With all due respect to the polar bear, we would like to nominate some other Arctic candidates worthy of their own day. Our criteria are simple: the nominees must represent something significant that’s bigger than themselves; they must be critical to the very definition of the Arctic; oh, and we here at Ocean Wise must think they’re pretty neat. Here they are, in no particular order:
International Ice Algae Day
Few people have even heard of ice algae but we won’t let that stop us from this nomination. In fact, that’s even more of a reason for International Ice Algae Day to happen. If you think polar bears are important, than you should care about ice algae. We’re talking about microscopic algae that stick to the underside of sea ice, gathering energy from the sun and nutrients from the water and turning it into sugars. Tiny critters called zooplankton eat the ice algae and, in turn, get eaten by fish that get eaten by seals that feed the polar bears and people. Ice algae are the base of the Arctic food chain and the reason we see bears, seals, whales and birds. When was the last time you wondered how climate change is affecting ice algae? That’s what we thought.

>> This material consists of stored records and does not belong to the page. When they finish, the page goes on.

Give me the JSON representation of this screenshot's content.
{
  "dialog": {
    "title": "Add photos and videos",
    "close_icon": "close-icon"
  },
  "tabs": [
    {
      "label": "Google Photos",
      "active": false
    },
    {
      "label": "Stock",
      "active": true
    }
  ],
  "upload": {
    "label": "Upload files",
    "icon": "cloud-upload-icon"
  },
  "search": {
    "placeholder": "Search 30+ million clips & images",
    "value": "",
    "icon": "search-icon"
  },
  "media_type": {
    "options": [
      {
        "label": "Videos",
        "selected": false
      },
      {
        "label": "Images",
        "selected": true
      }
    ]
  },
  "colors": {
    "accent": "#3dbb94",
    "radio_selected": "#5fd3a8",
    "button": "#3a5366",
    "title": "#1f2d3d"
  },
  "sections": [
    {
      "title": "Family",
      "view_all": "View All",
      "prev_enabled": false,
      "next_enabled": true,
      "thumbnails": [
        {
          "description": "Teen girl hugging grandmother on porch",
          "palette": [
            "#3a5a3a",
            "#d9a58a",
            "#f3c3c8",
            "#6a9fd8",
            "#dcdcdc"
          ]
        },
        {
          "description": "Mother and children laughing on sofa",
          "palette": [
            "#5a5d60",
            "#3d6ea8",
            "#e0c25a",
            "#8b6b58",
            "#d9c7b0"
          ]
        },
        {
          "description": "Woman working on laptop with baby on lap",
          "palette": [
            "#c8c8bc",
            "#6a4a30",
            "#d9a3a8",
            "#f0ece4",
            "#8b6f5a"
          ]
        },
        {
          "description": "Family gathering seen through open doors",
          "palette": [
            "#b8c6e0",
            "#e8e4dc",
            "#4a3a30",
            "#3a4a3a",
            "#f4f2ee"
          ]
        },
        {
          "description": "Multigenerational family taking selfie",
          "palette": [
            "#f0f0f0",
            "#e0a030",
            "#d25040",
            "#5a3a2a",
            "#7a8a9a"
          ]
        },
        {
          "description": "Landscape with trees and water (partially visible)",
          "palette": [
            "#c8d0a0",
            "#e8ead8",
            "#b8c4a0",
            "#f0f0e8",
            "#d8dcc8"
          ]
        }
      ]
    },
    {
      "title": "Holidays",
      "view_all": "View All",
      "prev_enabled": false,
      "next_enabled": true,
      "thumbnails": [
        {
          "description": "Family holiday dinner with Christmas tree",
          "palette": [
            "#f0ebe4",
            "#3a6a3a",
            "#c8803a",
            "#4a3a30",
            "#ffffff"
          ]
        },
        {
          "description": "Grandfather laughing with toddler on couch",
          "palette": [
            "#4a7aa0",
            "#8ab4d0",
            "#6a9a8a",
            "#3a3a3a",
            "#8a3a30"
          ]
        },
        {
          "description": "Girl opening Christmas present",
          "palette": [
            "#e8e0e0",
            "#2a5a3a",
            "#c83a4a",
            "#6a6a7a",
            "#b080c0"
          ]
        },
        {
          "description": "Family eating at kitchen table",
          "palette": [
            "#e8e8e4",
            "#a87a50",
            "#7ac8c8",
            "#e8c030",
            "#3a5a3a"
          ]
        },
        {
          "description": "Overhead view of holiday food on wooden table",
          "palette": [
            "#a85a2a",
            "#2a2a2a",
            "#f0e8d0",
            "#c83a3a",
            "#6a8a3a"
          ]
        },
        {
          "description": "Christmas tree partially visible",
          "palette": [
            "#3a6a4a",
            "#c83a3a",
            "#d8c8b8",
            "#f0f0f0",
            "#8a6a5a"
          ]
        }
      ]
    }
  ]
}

International Arctic Cod Day
This little fish plays a massive role in the Arctic food chain. Everybody, it seems, eats the Arctic cod—from seals to belugas, char, narwhals and lots of birds. Cod, which eats the zooplankton, is the link between the plankton and everything else. The Arctic cod deserves our nomination because it is such a critical link in the food chain that defines the Arctic.
International Sea Ice Day
Cute? Nope. Important? Absolutely. Arctic sea ice is a platform that supports a whole host of life, from the ice algae to the seals, bears and people. It shelters whales like belugas and narwhals and serves as a highway for people to travel and hunt. It’s not just important to Arctic life. Sea ice is part of the Earth’s air conditioning, reflecting the sun’s energy back into the atmosphere so it doesn’t heat up the ocean. Sea ice is melting alarmingly fast and the implications for all life in the Arctic—not just polar bears—are massive.
International Arctic Peoples’ Day
When we talk about the effects of climate change on the North, somehow we often forget about the nearly four million people living in the Arctic. Many have ancestral roots in the Arctic extending back thousands of years They are experiencing the effects of climate change first hand. They are seeing sea ice, their transportation and hunting platform, literally melting away; they are watching as buildings sink into the thawed ground; the populations and distributions of the wildlife on which they depend are changing while new species are appearing; their ways of life are necessarily changing in ways no one could have predicted a century ago. So, we think the people of the Arctic deserve our recognition, admiration and support, too.
Eric Solomon is Ocean Wise’s Director of Arctic Programs.